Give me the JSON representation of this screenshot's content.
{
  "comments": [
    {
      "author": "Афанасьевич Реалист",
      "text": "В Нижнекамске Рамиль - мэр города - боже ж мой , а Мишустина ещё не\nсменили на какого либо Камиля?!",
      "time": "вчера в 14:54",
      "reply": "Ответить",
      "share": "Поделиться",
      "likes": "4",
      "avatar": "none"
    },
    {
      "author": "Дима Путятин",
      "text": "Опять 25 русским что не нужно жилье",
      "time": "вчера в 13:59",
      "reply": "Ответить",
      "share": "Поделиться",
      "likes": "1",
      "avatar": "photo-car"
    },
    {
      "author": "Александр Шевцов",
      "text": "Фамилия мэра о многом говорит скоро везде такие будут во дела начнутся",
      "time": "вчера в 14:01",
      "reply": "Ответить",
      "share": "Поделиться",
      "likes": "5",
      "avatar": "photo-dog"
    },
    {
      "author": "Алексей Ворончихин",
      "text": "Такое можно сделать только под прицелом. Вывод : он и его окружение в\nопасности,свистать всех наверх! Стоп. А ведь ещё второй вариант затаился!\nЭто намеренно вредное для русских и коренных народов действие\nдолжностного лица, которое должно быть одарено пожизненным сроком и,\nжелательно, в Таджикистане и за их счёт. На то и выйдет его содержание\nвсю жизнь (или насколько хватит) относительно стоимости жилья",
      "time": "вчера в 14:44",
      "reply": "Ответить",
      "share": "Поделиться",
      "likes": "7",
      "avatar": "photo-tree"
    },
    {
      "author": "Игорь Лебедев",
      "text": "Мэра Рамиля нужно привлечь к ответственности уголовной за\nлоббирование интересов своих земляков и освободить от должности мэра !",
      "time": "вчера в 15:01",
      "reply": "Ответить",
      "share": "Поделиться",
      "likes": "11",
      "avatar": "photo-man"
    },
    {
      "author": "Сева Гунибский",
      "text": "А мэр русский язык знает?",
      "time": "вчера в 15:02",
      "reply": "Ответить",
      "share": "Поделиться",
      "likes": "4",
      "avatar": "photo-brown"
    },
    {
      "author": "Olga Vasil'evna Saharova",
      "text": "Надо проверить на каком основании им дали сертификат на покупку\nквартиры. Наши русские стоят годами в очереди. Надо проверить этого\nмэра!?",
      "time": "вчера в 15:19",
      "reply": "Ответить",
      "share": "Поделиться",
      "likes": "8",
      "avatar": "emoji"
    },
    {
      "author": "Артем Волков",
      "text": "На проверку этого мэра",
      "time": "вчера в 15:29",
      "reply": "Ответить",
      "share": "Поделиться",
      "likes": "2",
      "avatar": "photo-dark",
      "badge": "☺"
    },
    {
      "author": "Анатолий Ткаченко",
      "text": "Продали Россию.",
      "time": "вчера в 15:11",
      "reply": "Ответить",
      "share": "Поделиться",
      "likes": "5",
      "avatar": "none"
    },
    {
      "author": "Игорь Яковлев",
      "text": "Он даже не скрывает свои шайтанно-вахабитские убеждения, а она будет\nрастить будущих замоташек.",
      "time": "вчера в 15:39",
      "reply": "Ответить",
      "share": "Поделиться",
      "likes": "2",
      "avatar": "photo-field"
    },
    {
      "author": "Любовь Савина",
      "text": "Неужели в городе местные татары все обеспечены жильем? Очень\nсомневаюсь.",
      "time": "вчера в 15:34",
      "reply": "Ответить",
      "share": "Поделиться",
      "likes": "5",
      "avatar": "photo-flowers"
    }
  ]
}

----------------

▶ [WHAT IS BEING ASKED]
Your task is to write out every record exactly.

▶ [TASK ANSWER]
Give me the JSON representation of this screenshot's content.
{
  "comments": [
    {
      "author": "Афанасьевич Реалист",
      "text": "В Нижнекамске Рамиль - мэр города - боже ж мой , а Мишустина ещё не\nсменили на какого либо Камиля?!",
      "time": "вчера в 14:54",
      "reply": "Ответить",
      "share": "Поделиться",
      "likes": "4",
      "avatar": "none"
    },
    {
      "author": "Дима Путятин",
      "text": "Опять 25 русским что не нужно жилье",
      "time": "вчера в 13:59",
      "reply": "Ответить",
      "share": "Поделиться",
      "likes": "1",
      "avatar": "photo-car"
    },
    {
      "author": "Александр Шевцов",
      "text": "Фамилия мэра о многом говорит скоро везде такие будут во дела начнутся",
      "time": "вчера в 14:01",
      "reply": "Ответить",
      "share": "Поделиться",
      "likes": "5",
      "avatar": "photo-dog"
    },
    {
      "author": "Алексей Ворончихин",
      "text": "Такое можно сделать только под прицелом. Вывод : он и его окружение в\nопасности,свистать всех наверх! Стоп. А ведь ещё второй вариант затаился!\nЭто намеренно вредное для русских и коренных народов действие\nдолжностного лица, которое должно быть одарено пожизненным сроком и,\nжелательно, в Таджикистане и за их счёт. На то и выйдет его содержание\nвсю жизнь (или насколько хватит) относительно стоимости жилья",
      "time": "вчера в 14:44",
      "reply": "Ответить",
      "share": "Поделиться",
      "likes": "7",
      "avatar": "photo-tree"
    },
    {
      "author": "Игорь Лебедев",
      "text": "Мэра Рамиля нужно привлечь к ответственности уголовной за\nлоббирование интересов своих земляков и освободить от должности мэра !",
      "time": "вчера в 15:01",
      "reply": "Ответить",
      "share": "Поделиться",
      "likes": "11",
      "avatar": "photo-man"
    },
    {
      "author": "Сева Гунибский",
      "text": "А мэр русский язык знает?",
      "time": "вчера в 15:02",
      "reply": "Ответить",
      "share": "Поделиться",
      "likes": "4",
      "avatar": "photo-brown"
    },
    {
      "author": "Olga Vasil'evna Saharova",
      "text": "Надо проверить на каком основании им дали сертификат на покупку\nквартиры. Наши русские стоят годами в очереди. Надо проверить этого\nмэра!?",
      "time": "вчера в 15:19",
      "reply": "Ответить",
      "share": "Поделиться",
      "likes": "8",
      "avatar": "emoji"
    },
    {
      "author": "Артем Волков",
      "text": "На проверку этого мэра",
      "time": "вчера в 15:29",
      "reply": "Ответить",
      "share": "Поделиться",
      "likes": "2",
      "avatar": "photo-dark",
      "badge": "☺"
    },
    {
      "author": "Анатолий Ткаченко",
      "text": "Продали Россию.",
      "time": "вчера в 15:11",
      "reply": "Ответить",
      "share": "Поделиться",
      "likes": "5",
      "avatar": "none"
    },
    {
      "author": "Игорь Яковлев",
      "text": "Он даже не скрывает свои шайтанно-вахабитские убеждения, а она будет\nрастить будущих замоташек.",
      "time": "вчера в 15:39",
      "reply": "Ответить",
      "share": "Поделиться",
      "likes": "2",
      "avatar": "photo-field"
    },
    {
      "author": "Любовь Савина",
      "text": "Неужели в городе местные татары все обеспечены жильем? Очень\nсомневаюсь.",
      "time": "вчера в 15:34",
      "reply": "Ответить",
      "share": "Поделиться",
      "likes": "5",
      "avatar": "photo-flowers"
    }
  ]
}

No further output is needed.